The Crominibus contained provisions, like the renewal of the Production Tax Credit for wind energy producers, which pleased environmental lobbyists. However, also among its many pages were a number of environmental provisions pleasing to those opposed to President Barack Obama’s environmental efforts, which were criticized by environmentalists.
A 2007 federal law signed by President Bush set a schedule for phasing out the traditional incandescent light bulb through stringent energy standards. The spending bill denies the Energy Department funding to enforce those standards.
Overseas Funding Plans Cut

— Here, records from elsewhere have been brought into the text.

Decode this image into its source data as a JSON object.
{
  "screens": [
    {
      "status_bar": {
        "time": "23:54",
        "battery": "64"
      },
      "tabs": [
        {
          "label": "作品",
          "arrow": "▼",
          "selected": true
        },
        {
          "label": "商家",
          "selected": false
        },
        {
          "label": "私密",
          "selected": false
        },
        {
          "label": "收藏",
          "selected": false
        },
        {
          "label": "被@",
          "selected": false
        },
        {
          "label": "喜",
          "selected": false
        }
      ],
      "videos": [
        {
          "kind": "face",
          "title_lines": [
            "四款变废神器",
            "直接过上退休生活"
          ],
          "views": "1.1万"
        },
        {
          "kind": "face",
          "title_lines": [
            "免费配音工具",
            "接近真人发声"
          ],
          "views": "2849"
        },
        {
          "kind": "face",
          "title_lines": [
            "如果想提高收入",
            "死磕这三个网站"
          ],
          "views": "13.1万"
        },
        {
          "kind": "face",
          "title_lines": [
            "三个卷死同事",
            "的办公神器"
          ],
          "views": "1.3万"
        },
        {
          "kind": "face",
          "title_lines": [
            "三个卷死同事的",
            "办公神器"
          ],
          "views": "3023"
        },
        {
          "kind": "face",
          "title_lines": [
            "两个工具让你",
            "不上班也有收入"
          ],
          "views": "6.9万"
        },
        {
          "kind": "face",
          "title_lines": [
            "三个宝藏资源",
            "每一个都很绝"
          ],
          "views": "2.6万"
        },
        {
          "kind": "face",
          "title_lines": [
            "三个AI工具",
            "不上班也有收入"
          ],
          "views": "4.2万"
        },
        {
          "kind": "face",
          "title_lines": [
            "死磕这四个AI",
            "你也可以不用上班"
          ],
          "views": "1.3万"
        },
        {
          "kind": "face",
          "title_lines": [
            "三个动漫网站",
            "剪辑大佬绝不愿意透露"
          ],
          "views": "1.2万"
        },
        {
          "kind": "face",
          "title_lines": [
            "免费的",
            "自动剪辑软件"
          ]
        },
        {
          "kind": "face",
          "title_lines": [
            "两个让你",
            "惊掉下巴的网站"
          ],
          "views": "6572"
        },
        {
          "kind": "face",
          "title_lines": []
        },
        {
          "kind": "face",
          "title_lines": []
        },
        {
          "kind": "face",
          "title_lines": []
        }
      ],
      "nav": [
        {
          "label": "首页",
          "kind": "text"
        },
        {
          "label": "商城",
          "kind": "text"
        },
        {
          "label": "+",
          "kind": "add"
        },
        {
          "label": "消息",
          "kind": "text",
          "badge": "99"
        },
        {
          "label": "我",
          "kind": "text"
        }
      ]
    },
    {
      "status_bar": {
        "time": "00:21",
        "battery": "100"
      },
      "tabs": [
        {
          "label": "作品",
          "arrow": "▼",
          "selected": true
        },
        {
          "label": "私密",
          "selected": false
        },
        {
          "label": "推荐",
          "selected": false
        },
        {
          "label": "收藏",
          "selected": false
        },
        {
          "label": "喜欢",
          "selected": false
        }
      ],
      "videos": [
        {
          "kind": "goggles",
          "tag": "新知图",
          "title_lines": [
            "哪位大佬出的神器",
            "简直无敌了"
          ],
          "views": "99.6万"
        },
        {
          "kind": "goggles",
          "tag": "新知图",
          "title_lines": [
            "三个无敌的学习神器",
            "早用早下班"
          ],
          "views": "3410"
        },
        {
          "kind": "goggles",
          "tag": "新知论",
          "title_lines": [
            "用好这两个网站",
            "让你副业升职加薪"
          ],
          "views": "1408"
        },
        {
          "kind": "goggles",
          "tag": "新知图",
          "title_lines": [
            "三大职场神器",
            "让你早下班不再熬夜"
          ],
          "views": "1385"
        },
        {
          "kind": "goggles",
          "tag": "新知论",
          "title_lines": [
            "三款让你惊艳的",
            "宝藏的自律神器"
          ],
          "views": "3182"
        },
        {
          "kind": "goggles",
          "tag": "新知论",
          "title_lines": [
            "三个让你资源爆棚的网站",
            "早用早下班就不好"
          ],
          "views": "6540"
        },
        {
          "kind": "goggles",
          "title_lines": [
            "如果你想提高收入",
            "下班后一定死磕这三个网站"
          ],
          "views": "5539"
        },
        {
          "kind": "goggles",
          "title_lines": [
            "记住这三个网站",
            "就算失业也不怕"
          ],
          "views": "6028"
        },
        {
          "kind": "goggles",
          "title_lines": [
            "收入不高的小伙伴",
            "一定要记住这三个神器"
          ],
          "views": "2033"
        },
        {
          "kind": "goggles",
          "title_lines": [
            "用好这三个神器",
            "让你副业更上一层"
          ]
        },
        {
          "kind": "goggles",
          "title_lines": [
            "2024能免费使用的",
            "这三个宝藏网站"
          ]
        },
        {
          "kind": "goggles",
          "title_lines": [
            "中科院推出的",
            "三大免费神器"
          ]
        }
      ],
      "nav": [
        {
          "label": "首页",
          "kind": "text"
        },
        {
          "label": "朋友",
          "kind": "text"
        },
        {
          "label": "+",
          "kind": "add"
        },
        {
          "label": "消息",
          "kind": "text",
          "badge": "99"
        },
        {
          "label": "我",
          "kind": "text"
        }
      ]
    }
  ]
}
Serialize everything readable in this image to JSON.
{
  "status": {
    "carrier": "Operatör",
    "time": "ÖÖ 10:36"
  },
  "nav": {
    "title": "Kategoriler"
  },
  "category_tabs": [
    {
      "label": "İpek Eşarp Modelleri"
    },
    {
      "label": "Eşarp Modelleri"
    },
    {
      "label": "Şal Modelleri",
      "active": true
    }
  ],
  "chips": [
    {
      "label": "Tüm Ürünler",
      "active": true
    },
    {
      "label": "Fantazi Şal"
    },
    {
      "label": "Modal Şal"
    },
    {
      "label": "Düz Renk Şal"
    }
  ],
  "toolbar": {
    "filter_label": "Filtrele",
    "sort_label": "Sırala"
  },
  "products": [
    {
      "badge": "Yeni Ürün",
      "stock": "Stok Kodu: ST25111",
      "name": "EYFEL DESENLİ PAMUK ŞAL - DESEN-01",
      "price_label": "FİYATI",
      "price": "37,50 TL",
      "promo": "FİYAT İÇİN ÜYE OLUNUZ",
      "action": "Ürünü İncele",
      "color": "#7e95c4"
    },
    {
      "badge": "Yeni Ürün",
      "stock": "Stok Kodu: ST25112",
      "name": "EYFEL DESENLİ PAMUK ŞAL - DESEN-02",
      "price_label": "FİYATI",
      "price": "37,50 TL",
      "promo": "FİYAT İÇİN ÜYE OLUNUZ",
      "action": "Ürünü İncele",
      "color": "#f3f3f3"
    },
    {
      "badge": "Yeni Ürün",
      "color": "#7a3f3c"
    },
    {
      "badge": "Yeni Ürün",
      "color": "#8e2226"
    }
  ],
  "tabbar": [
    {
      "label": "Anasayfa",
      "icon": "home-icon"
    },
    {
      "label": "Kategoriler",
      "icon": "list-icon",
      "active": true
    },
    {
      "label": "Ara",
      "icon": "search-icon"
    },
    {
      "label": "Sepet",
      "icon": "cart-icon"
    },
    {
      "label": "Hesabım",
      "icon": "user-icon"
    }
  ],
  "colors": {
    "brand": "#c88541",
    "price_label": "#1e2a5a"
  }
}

In 2013, President Obama announced the United States would no longer fund the construction of coal plants overseas, unless—according to the Treasury Department—the plants included carbon capture technology or “the most efficient coal technology available in the world’s poorest countries.” The announcement was criticized for its impact on people in developing nations who lack access to cheap electricity. The Cromnibus prohibits enforcement of this policy.
In addition, the bill blocked $3 billion Obama had promised to the UN’s global climate fund.
EPA and Agriculture Funding Cuts
The bill cut EPA funding by $60 million. This followed an appropriations trend that has reduced the agency’s funding by 21 percent since 2010, leaving it at staffing levels not seen since the 1970s. The bill also cut $18 million from the $694 million in mandatory spending from the biofuels programs.
No Endangered Grouse Listing
The greater sage grouse—a bird inhabiting millions of acres across the Western United States—has lately been the subject of intense debate, as the U.S. Fish and Wildlife Service has a lawsuit settlement deadline to decide whether the sage grouse, among other species, should be listed as endangered or threatened.
The grouse’s habitat is prime land for oil and gas development. As a result, the mere threat of listing the species has discouraged government lease sales and development due to regulatory uncertainty. The Cromnibus prevents the EPA from making new listing determinations for two species of sage grouse; a win for Western landowners and oil and gas interests.
In addition, Cromnibus prohibits the government from spending money to require farmers to obtain permits for methane emissions from livestock. The bill also prohibits funding for any rule requiring mandatory reporting on greenhouse gas emissions from manure management systems.
Cromnibus also specifies no government funds can be used to regulate the lead content of ammunition or fishing tackle. Previously, the EPA itself has taken the position it has no authority to regulate ammo, but environmentalists have continued to petition for federal regulation under the Toxic Substances Control Act, and bring lawsuits against the agency when their petitions were denied.
These and some other provisions made the bill palatable for some recalcitrant legislators and other critics of the overall bill.
“As flawed as the legislative process is that allows a ‘cromnibus’ to happen, some of the provisions in the bill do point to how Congress can reassert its authority in regulatory matters,” said Bonner Cohen, a senior fellow of the National Center for Public Policy Research.
“Every rule and regulation issued by a federal agency has the force of law behind it. In effect, these agencies have become lawmaking bodies, Cohen said. “Rather than continuing to delegate its lawmaking power to unelected and unaccountable bureaucrats, Congress, using the power of the purse, can withhold funding from harmful regulatory schemes. The new Congress should set its sights on power grabs by EPA and other federal agencies by restoring the balance between the executive and legislative branches of government that the Founders intended.”
Ann Purvis ([email protected]) is senior research fellow with the National Center for Policy Analysis